Skip to main content

National Center for Ecological Analysis and Synthesis

Project Description

Increasing wildfire risk associated with climate change is creating strong pressures on northern communities to manage fuels to protect people, infrastructure, and critical wildlife habitat or protected areas. Strategies to resist damage from wildfires in the boreal forest are considerably enhanced by adaptation efforts to reduce fuel loads in fuel breaks, often constructed through forest harvest or thinning on natural lands around communities. However, maintaining effective fuel breaks requires ongoing treatment and often creates features that compromise the ecosystem services the forest provides to local communities. As an alternative, directing forest succession following fuel treatments can convert forest stands to vegetation structures that simultaneously reduce wildfire risk while supporting multiple community benefits. This win:win situation is ecologically and socially plausible but requires investment in knowledge sharing to support local capacity and innovation. This synthesis project brings together northern experts from diverse knowledge systems to envision and assess opportunities to develop fuel reduction treatments that direct ecological outcomes towards sustainable social-ecological benefits in boreal forests. Through knowledge sharing and assessment of alternative management strategies, this cross-sectoral project will support increased engagement with innovative approaches to fuel management that sustain community resilience to wildfire in the changing climate of the North.
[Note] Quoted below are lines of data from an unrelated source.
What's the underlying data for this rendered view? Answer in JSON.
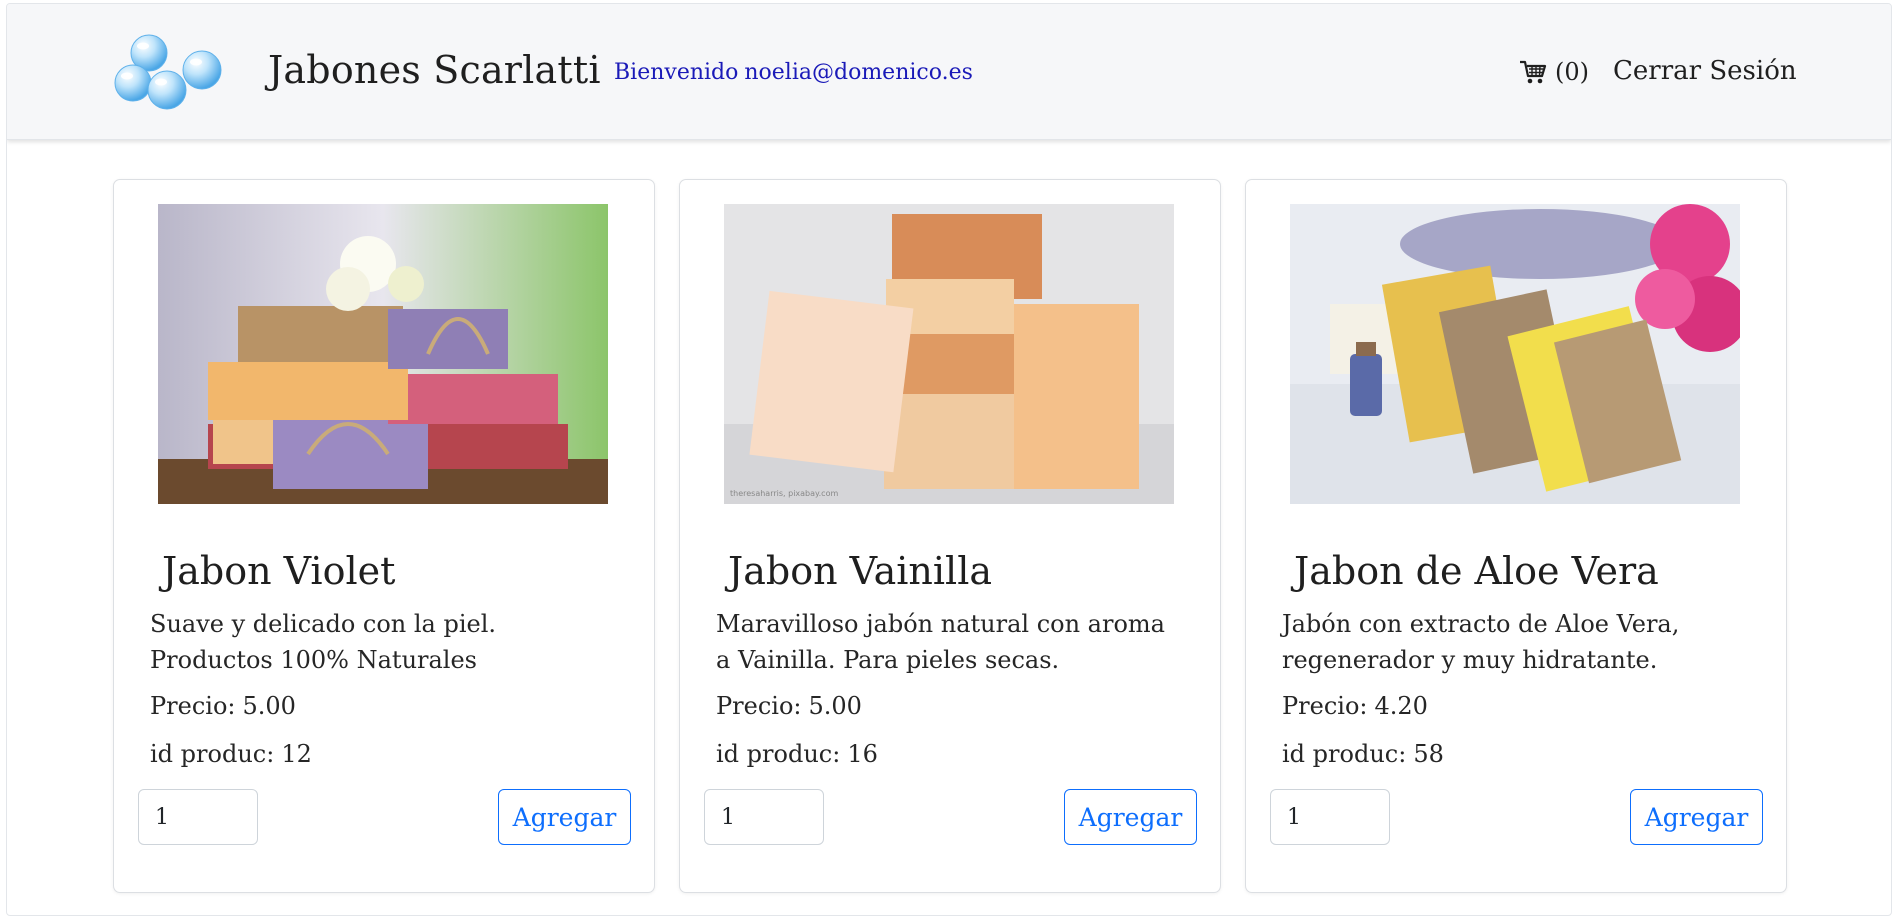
{
  "header": {
    "brand": "Jabones Scarlatti",
    "welcome_label": "Bienvenido",
    "user_email": "noelia@domenico.es",
    "cart_count": "(0)",
    "logout_label": "Cerrar Sesión"
  },
  "products": [
    {
      "name": "Jabon Violet",
      "description": "Suave y delicado con la piel. Productos 100% Naturales",
      "price_label": "Precio:",
      "price": "5.00",
      "id_label": "id produc:",
      "id": "12",
      "quantity": "1",
      "add_label": "Agregar"
    },
    {
      "name": "Jabon Vainilla",
      "description": "Maravilloso jabón natural con aroma a Vainilla. Para pieles secas.",
      "price_label": "Precio:",
      "price": "5.00",
      "id_label": "id produc:",
      "id": "16",
      "quantity": "1",
      "add_label": "Agregar"
    },
    {
      "name": "Jabon de Aloe Vera",
      "description": "Jabón con extracto de Aloe Vera, regenerador y muy hidratante.",
      "price_label": "Precio:",
      "price": "4.20",
      "id_label": "id produc:",
      "id": "58",
      "quantity": "1",
      "add_label": "Agregar"
    }
  ],
  "icons": {
    "logo": "soap-bubbles-logo",
    "cart": "cart-icon"
  },
  "colors": {
    "welcome_text": "#1a1ab8",
    "accent": "#0d6efd",
    "navbar_bg": "#f6f7f9"
  }
}
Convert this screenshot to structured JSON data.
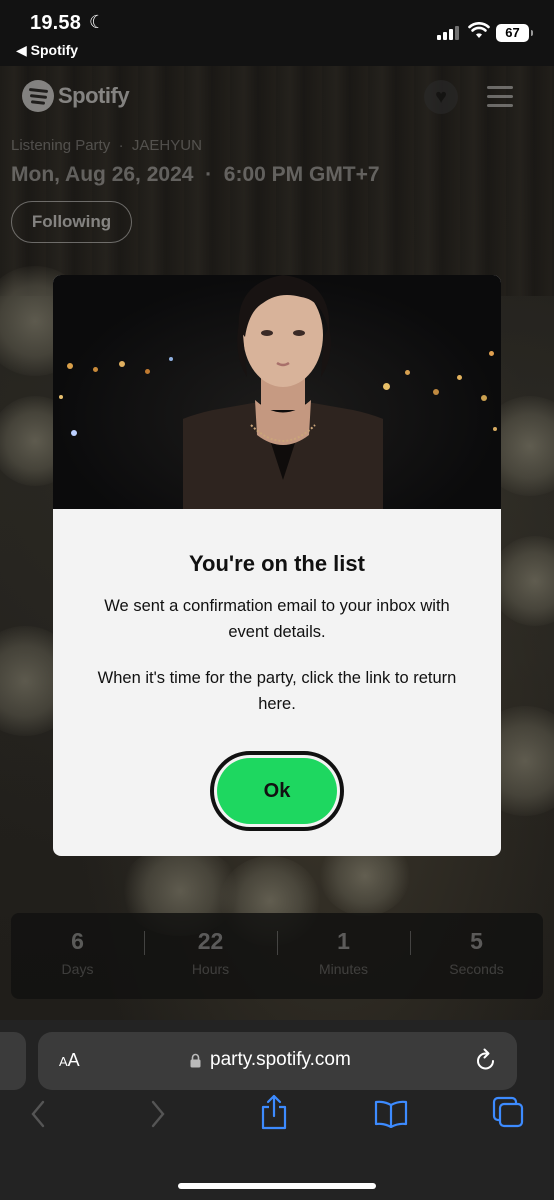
{
  "status_bar": {
    "time": "19.58",
    "back_app": "◀ Spotify",
    "battery": "67"
  },
  "header": {
    "brand": "Spotify"
  },
  "event": {
    "type": "Listening Party",
    "separator": "·",
    "artist": "JAEHYUN",
    "date": "Mon, Aug 26, 2024",
    "time": "6:00 PM GMT+7",
    "follow_label": "Following"
  },
  "modal": {
    "title": "You're on the list",
    "message": "We sent a confirmation email to your inbox with event details.",
    "message2": "When it's time for the party, click the link to return here.",
    "ok_label": "Ok"
  },
  "countdown": [
    {
      "value": "6",
      "label": "Days"
    },
    {
      "value": "22",
      "label": "Hours"
    },
    {
      "value": "1",
      "label": "Minutes"
    },
    {
      "value": "5",
      "label": "Seconds"
    }
  ],
  "browser": {
    "text_size_big": "A",
    "text_size_small": "A",
    "url": "party.spotify.com"
  },
  "colors": {
    "accent_green": "#1ed760",
    "ios_blue": "#3d8bff"
  }
}
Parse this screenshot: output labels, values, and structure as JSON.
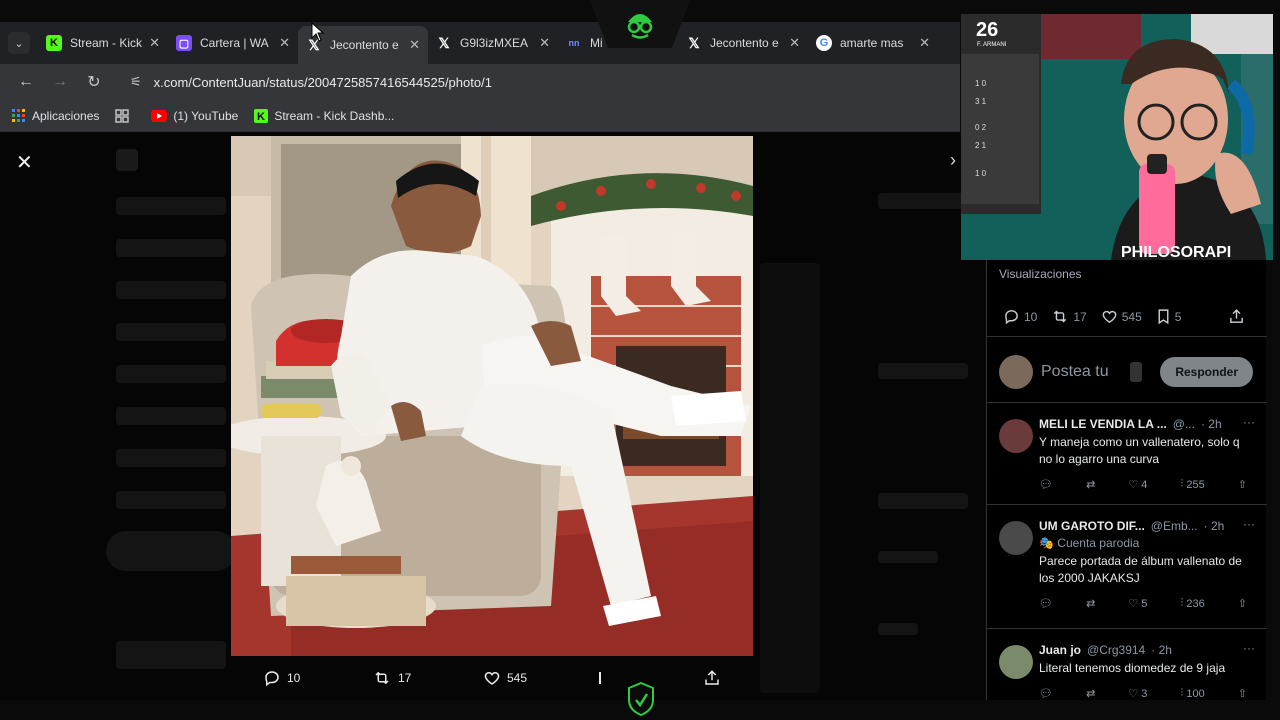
{
  "browser": {
    "tabs": [
      {
        "title": "Stream - Kick",
        "icon": "kick-icon",
        "color": "#53fc18"
      },
      {
        "title": "Cartera | WA",
        "icon": "cartera-icon",
        "color": "#7c4dff"
      },
      {
        "title": "Jecontento e",
        "icon": "x-icon",
        "color": "#ffffff",
        "active": true
      },
      {
        "title": "G9l3izMXEA",
        "icon": "x-icon",
        "color": "#ffffff"
      },
      {
        "title": "Mi",
        "icon": "mi-icon",
        "color": "#3b5bdb"
      },
      {
        "title": "Jecontento e",
        "icon": "x-icon",
        "color": "#ffffff"
      },
      {
        "title": "amarte mas",
        "icon": "google-icon",
        "color": "#4285f4"
      }
    ],
    "url": "x.com/ContentJuan/status/2004725857416544525/photo/1",
    "bookmarks": [
      {
        "label": "Aplicaciones",
        "icon": "apps-icon"
      },
      {
        "label": "",
        "icon": "grid-icon"
      },
      {
        "label": "(1) YouTube",
        "icon": "youtube-icon"
      },
      {
        "label": "Stream - Kick Dashb...",
        "icon": "kick-icon"
      }
    ]
  },
  "photo_actions": {
    "replies": "10",
    "reposts": "17",
    "likes": "545"
  },
  "panel": {
    "views_label": "Visualizaciones",
    "stats": {
      "replies": "10",
      "reposts": "17",
      "likes": "545",
      "bookmarks": "5"
    },
    "reply_placeholder": "Postea tu",
    "reply_button": "Responder",
    "replies": [
      {
        "name": "MELI LE VENDIA LA ...",
        "handle": "@...",
        "time": "· 2h",
        "text": "Y maneja como un vallenatero, solo q no lo agarro una curva",
        "sub": "",
        "reposts": "",
        "likes": "4",
        "views": "255",
        "avatar_color": "#6b3b3b"
      },
      {
        "name": "UM GAROTO DIF...",
        "handle": "@Emb...",
        "time": "· 2h",
        "sub": "🎭 Cuenta parodia",
        "text": "Parece portada de álbum vallenato de los 2000 JAKAKSJ",
        "reposts": "",
        "likes": "5",
        "views": "236",
        "avatar_color": "#4a4a4a"
      },
      {
        "name": "Juan jo",
        "handle": "@Crg3914",
        "time": "· 2h",
        "sub": "",
        "text": "Literal tenemos diomedez de 9 jaja",
        "reposts": "",
        "likes": "3",
        "views": "100",
        "avatar_color": "#7a8a6a"
      }
    ]
  },
  "webcam": {
    "shirt_text": "PHILOSORAPI",
    "poster_text": "F. ARMANI"
  }
}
Johnstone photo

Principal Investigator(s)

Jill Johnstone, Michelle C. Mack

Project Dates

Start: August 1, 2023

End: May 30, 2025



Felecia Amundsen
Northern Arizona University
Hazel K Berrios
Fairbanks Soil and Water Conservation District
Luc Bibeau
Yukon Government
Dorothy Cooley
Teslin Tlingit Council
Ann Erickson
Bureau of Land Management
Carla Johnston
Wilfrid Laurier University
Jill Johnstone
University of Saskatchewan
Nicholas Link
Northern Arizona University
Joseph Little
Northern Arizona University
Nathan Lojewski
Michelle C. Mack
Northern Arizona University
Carly Phillips
Union of Concerned Scientists
Daniel Rees
Lisa Saperstein
U.S. Fish and Wildlife Service, Alaska
Katie Spellman
University of Alaska, Fairbanks
Andrew Spring
Wilfrid Laurier University